#### Your goal
Where "Journal" appears in a line of the entries below, that line should be copied.

#### The data
↓

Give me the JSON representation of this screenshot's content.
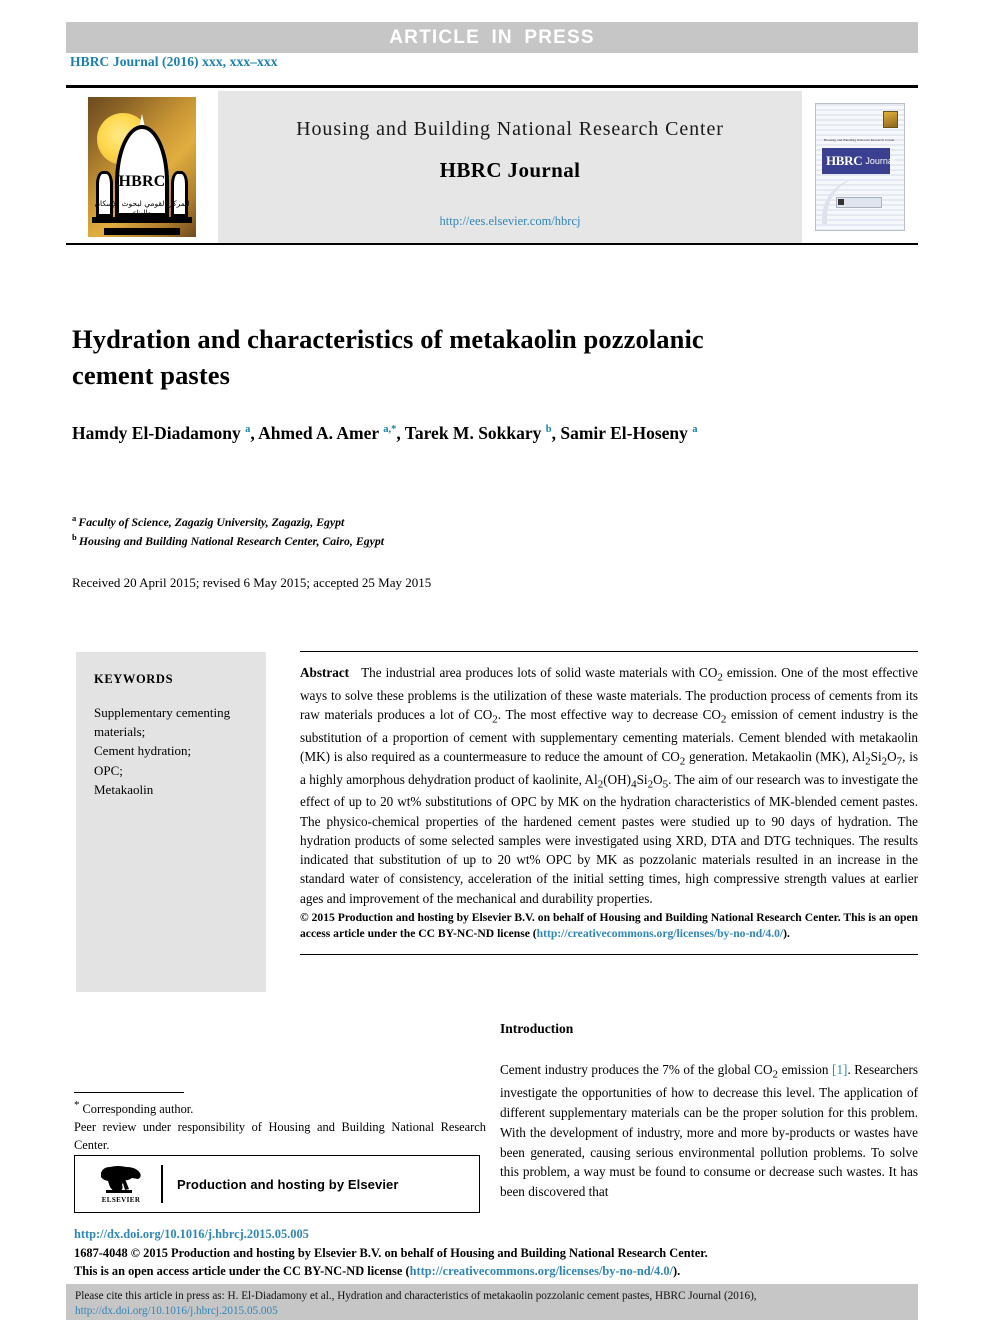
{
  "banner": {
    "text": "ARTICLE  IN  PRESS"
  },
  "running_head": "HBRC Journal (2016) xxx, xxx–xxx",
  "masthead": {
    "center_title": "Housing and Building National Research Center",
    "journal_name": "HBRC Journal",
    "url": "http://ees.elsevier.com/hbrcj",
    "logo_text": "HBRC",
    "logo_arabic": "المركز القومي لبحوث الإسكان والبناء",
    "cover_title": "HBRC",
    "cover_subtitle": "Journal",
    "cover_band_sub": "Housing and Building National Research Center"
  },
  "article": {
    "title": "Hydration and characteristics of metakaolin pozzolanic cement pastes",
    "authors": [
      {
        "name": "Hamdy El-Diadamony",
        "marks": "a",
        "sep": ", "
      },
      {
        "name": "Ahmed A. Amer",
        "marks": "a,*",
        "sep": ", "
      },
      {
        "name": "Tarek M. Sokkary",
        "marks": "b",
        "sep": ", "
      },
      {
        "name": "Samir El-Hoseny",
        "marks": "a",
        "sep": ""
      }
    ],
    "affiliations": [
      {
        "mark": "a",
        "text": "Faculty of Science, Zagazig University, Zagazig, Egypt"
      },
      {
        "mark": "b",
        "text": "Housing and Building National Research Center, Cairo, Egypt"
      }
    ],
    "received": "Received 20 April 2015; revised 6 May 2015; accepted 25 May 2015"
  },
  "keywords": {
    "heading": "KEYWORDS",
    "items": [
      "Supplementary cementing materials;",
      "Cement hydration;",
      "OPC;",
      "Metakaolin"
    ]
  },
  "abstract": {
    "label": "Abstract",
    "text": "The industrial area produces lots of solid waste materials with CO2 emission. One of the most effective ways to solve these problems is the utilization of these waste materials. The production process of cements from its raw materials produces a lot of CO2. The most effective way to decrease CO2 emission of cement industry is the substitution of a proportion of cement with supplementary cementing materials. Cement blended with metakaolin (MK) is also required as a countermeasure to reduce the amount of CO2 generation. Metakaolin (MK), Al2Si2O7, is a highly amorphous dehydration product of kaolinite, Al2(OH)4Si2O5. The aim of our research was to investigate the effect of up to 20 wt% substitutions of OPC by MK on the hydration characteristics of MK-blended cement pastes. The physico-chemical properties of the hardened cement pastes were studied up to 90 days of hydration. The hydration products of some selected samples were investigated using XRD, DTA and DTG techniques. The results indicated that substitution of up to 20 wt% OPC by MK as pozzolanic materials resulted in an increase in the standard water of consistency, acceleration of the initial setting times, high compressive strength values at earlier ages and improvement of the mechanical and durability properties.",
    "copyright": "© 2015 Production and hosting by Elsevier B.V. on behalf of Housing and Building National Research Center. This is an open access article under the CC BY-NC-ND license (",
    "license_url": "http://creativecommons.org/licenses/by-no-nd/4.0/",
    "copyright_tail": ")."
  },
  "introduction": {
    "heading": "Introduction",
    "paragraph_pre": "Cement industry produces the 7% of the global CO2 emission ",
    "reference": "[1]",
    "paragraph_post": ". Researchers investigate the opportunities of how to decrease this level. The application of different supplementary materials can be the proper solution for this problem. With the development of industry, more and more by-products or wastes have been generated, causing serious environmental pollution problems. To solve this problem, a way must be found to consume or decrease such wastes. It has been discovered that"
  },
  "footnotes": {
    "corresponding": "Corresponding author.",
    "peer_review": "Peer review under responsibility of Housing and Building National Research Center.",
    "elsevier_box": "Production and hosting by Elsevier",
    "elsevier_wordmark": "ELSEVIER"
  },
  "footer": {
    "doi": "http://dx.doi.org/10.1016/j.hbrcj.2015.05.005",
    "copyright_line1": "1687-4048 © 2015 Production and hosting by Elsevier B.V. on behalf of Housing and Building National Research Center.",
    "copyright_line2_pre": "This is an open access article under the CC BY-NC-ND license (",
    "copyright_license_url": "http://creativecommons.org/licenses/by-no-nd/4.0/",
    "copyright_line2_post": ")."
  },
  "citation": {
    "text_pre": "Please cite this article in press as: H. El-Diadamony et al., Hydration and characteristics of metakaolin pozzolanic cement pastes,  HBRC Journal (2016), ",
    "link": "http://dx.doi.org/10.1016/j.hbrcj.2015.05.005"
  },
  "colors": {
    "link": "#2f86b8",
    "banner_bg": "#c6c6c6",
    "keywords_bg": "#e3e3e3",
    "masthead_bg": "#e6e6e6"
  }
}
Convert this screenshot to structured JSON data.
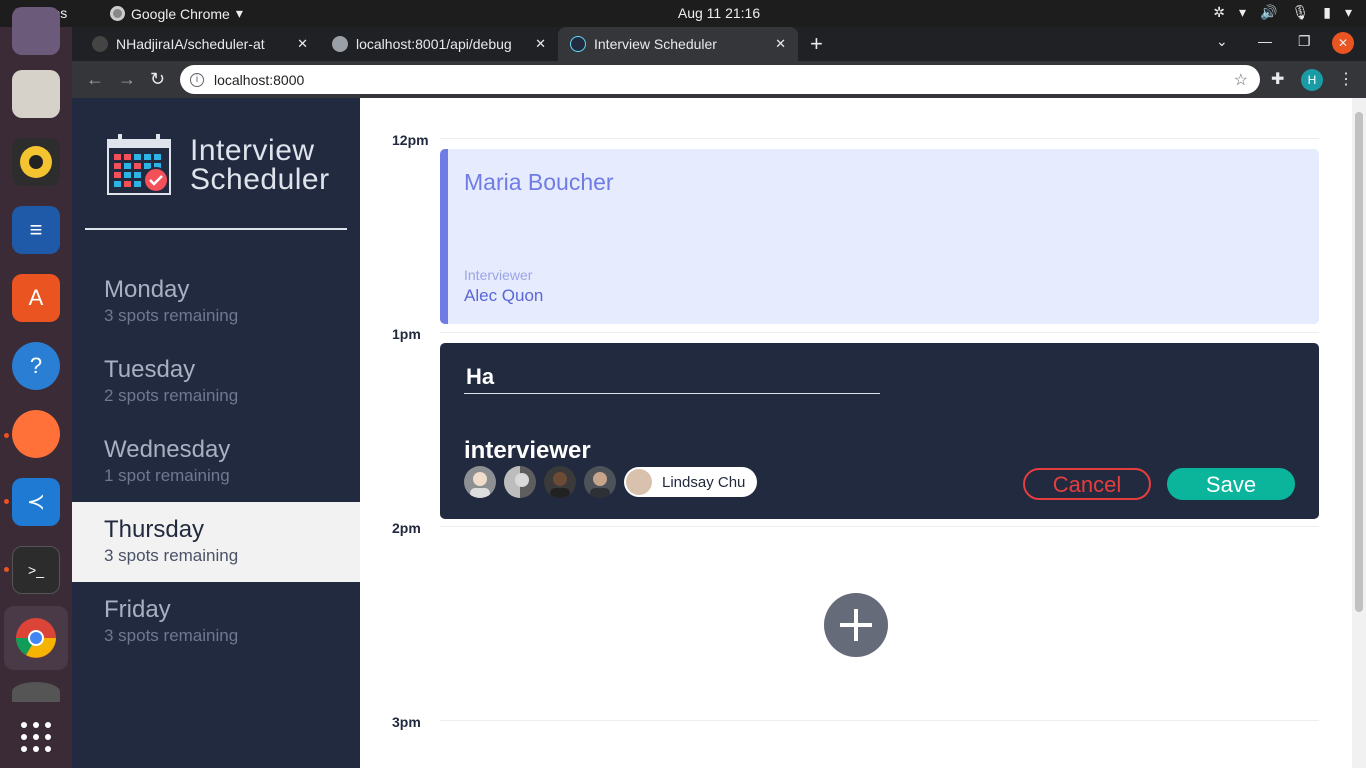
{
  "system": {
    "activities": "Activities",
    "app_name": "Google Chrome",
    "clock": "Aug 11  21:16"
  },
  "browser": {
    "tabs": [
      {
        "label": "NHadjiraIA/scheduler-at",
        "icon": "github-icon"
      },
      {
        "label": "localhost:8001/api/debug",
        "icon": "globe-icon"
      },
      {
        "label": "Interview Scheduler",
        "icon": "react-icon"
      }
    ],
    "url": "localhost:8000",
    "profile_initial": "H"
  },
  "app": {
    "brand": {
      "line1": "Interview",
      "line2": "Scheduler"
    },
    "days": [
      {
        "name": "Monday",
        "spots": "3 spots remaining"
      },
      {
        "name": "Tuesday",
        "spots": "2 spots remaining"
      },
      {
        "name": "Wednesday",
        "spots": "1 spot remaining"
      },
      {
        "name": "Thursday",
        "spots": "3 spots remaining",
        "selected": true
      },
      {
        "name": "Friday",
        "spots": "3 spots remaining"
      }
    ],
    "times": [
      "12pm",
      "1pm",
      "2pm",
      "3pm"
    ],
    "booked": {
      "student": "Maria Boucher",
      "interviewer_label": "Interviewer",
      "interviewer": "Alec Quon"
    },
    "form": {
      "student_value": "Ha",
      "interviewer_heading": "interviewer",
      "selected_interviewer": "Lindsay Chu",
      "cancel": "Cancel",
      "save": "Save"
    }
  },
  "colors": {
    "sidebar": "#222a3f",
    "accent_purple": "#6f7ce5",
    "save_green": "#0ab59c",
    "cancel_red": "#e53e3e"
  }
}
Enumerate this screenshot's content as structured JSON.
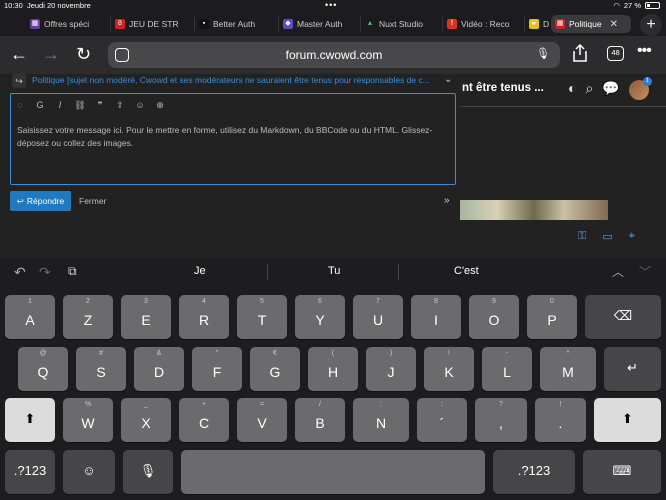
{
  "status": {
    "time": "10:30",
    "date": "Jeudi 20 novembre",
    "battery": "27 %"
  },
  "tabs": [
    {
      "label": "Offres spéci",
      "fav_color": "#6b3fa0",
      "fav": "▦"
    },
    {
      "label": "JEU DE STR",
      "fav_color": "#d02020",
      "fav": "8"
    },
    {
      "label": "Better Auth",
      "fav_color": "#111111",
      "fav": "▪"
    },
    {
      "label": "Master Auth",
      "fav_color": "#5a4ad0",
      "fav": "◆"
    },
    {
      "label": "Nuxt Studio",
      "fav_color": "#1c1c1e",
      "fav": "▲"
    },
    {
      "label": "Vidéo : Reco",
      "fav_color": "#e03020",
      "fav": "f"
    },
    {
      "label": "D",
      "fav_color": "#f0c000",
      "fav": "▰"
    },
    {
      "label": "Politique",
      "fav_color": "#d02020",
      "fav": "▦"
    }
  ],
  "toolbar": {
    "url": "forum.cwowd.com",
    "tab_count": "48"
  },
  "forum": {
    "topic_title": "nt être tenus ...",
    "reply_to": "Politique [sujet non modéré, Cwowd et ses modérateurs ne sauraient être tenus pour responsables de c...",
    "editor_placeholder": "Saisissez votre message ici. Pour le mettre en forme, utilisez du Markdown, du BBCode ou du HTML. Glissez-déposez ou collez des images.",
    "reply_button": "Répondre",
    "close_label": "Fermer",
    "notification_count": "1"
  },
  "keyboard": {
    "suggestions": [
      "Je",
      "Tu",
      "C'est"
    ],
    "row1": [
      {
        "alt": "1",
        "main": "A"
      },
      {
        "alt": "2",
        "main": "Z"
      },
      {
        "alt": "3",
        "main": "E"
      },
      {
        "alt": "4",
        "main": "R"
      },
      {
        "alt": "5",
        "main": "T"
      },
      {
        "alt": "6",
        "main": "Y"
      },
      {
        "alt": "7",
        "main": "U"
      },
      {
        "alt": "8",
        "main": "I"
      },
      {
        "alt": "9",
        "main": "O"
      },
      {
        "alt": "0",
        "main": "P"
      }
    ],
    "row2": [
      {
        "alt": "@",
        "main": "Q"
      },
      {
        "alt": "#",
        "main": "S"
      },
      {
        "alt": "&",
        "main": "D"
      },
      {
        "alt": "\"",
        "main": "F"
      },
      {
        "alt": "€",
        "main": "G"
      },
      {
        "alt": "(",
        "main": "H"
      },
      {
        "alt": ")",
        "main": "J"
      },
      {
        "alt": "!",
        "main": "K"
      },
      {
        "alt": "-",
        "main": "L"
      },
      {
        "alt": "*",
        "main": "M"
      }
    ],
    "row3": [
      {
        "alt": "%",
        "main": "W"
      },
      {
        "alt": "_",
        "main": "X"
      },
      {
        "alt": "+",
        "main": "C"
      },
      {
        "alt": "=",
        "main": "V"
      },
      {
        "alt": "/",
        "main": "B"
      },
      {
        "alt": ";",
        "main": "N"
      },
      {
        "alt": ":",
        "main": "´"
      },
      {
        "alt": "?",
        "main": ","
      },
      {
        "alt": "!",
        "main": "."
      }
    ],
    "numbers_label": ".?123"
  }
}
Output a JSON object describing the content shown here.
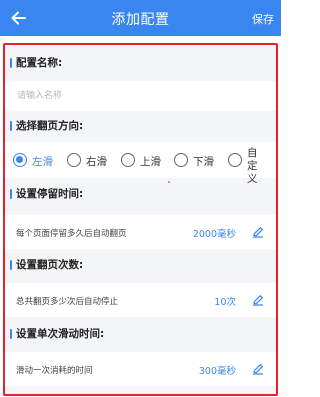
{
  "header": {
    "title": "添加配置",
    "save_label": "保存",
    "back_icon": "arrow-left-icon"
  },
  "name_section": {
    "label": "配置名称:",
    "placeholder": "请输入名称",
    "value": ""
  },
  "direction_section": {
    "label": "选择翻页方向:",
    "selected": "左滑",
    "options": [
      "左滑",
      "右滑",
      "上滑",
      "下滑",
      "自定义"
    ]
  },
  "dwell_section": {
    "label": "设置停留时间:",
    "description": "每个页面停留多久后自动翻页",
    "value": "2000毫秒"
  },
  "count_section": {
    "label": "设置翻页次数:",
    "description": "总共翻页多少次后自动停止",
    "value": "10次"
  },
  "swipe_section": {
    "label": "设置单次滑动时间:",
    "description": "滑动一次消耗的时间",
    "value": "300毫秒"
  },
  "colors": {
    "accent": "#3a86f0",
    "highlight_frame": "#e8202a",
    "section_bg": "#f4f5f7"
  }
}
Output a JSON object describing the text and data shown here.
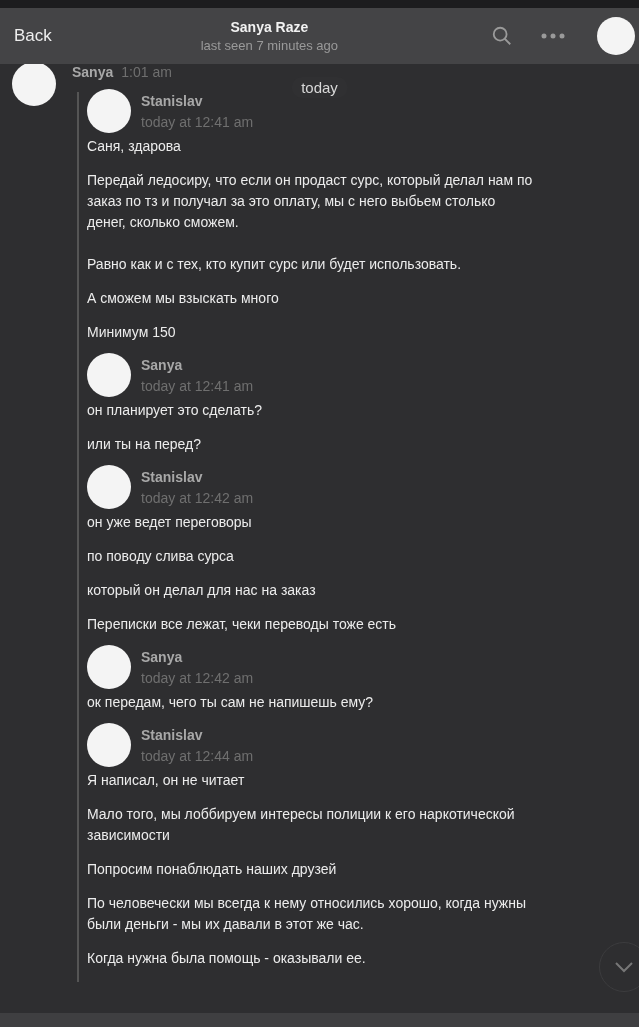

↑

#### Answer to the problem
  "running_head": "HBRC Journal (2016) xxx, xxx–xxx",
    "journal_name": "HBRC Journal",
    "cover_subtitle": "Journal",
    "text_pre": "Please cite this article in press as: H. El-Diadamony et al., Hydration and characteristics of metakaolin pozzolanic cement pastes,  HBRC Journal (2016), ",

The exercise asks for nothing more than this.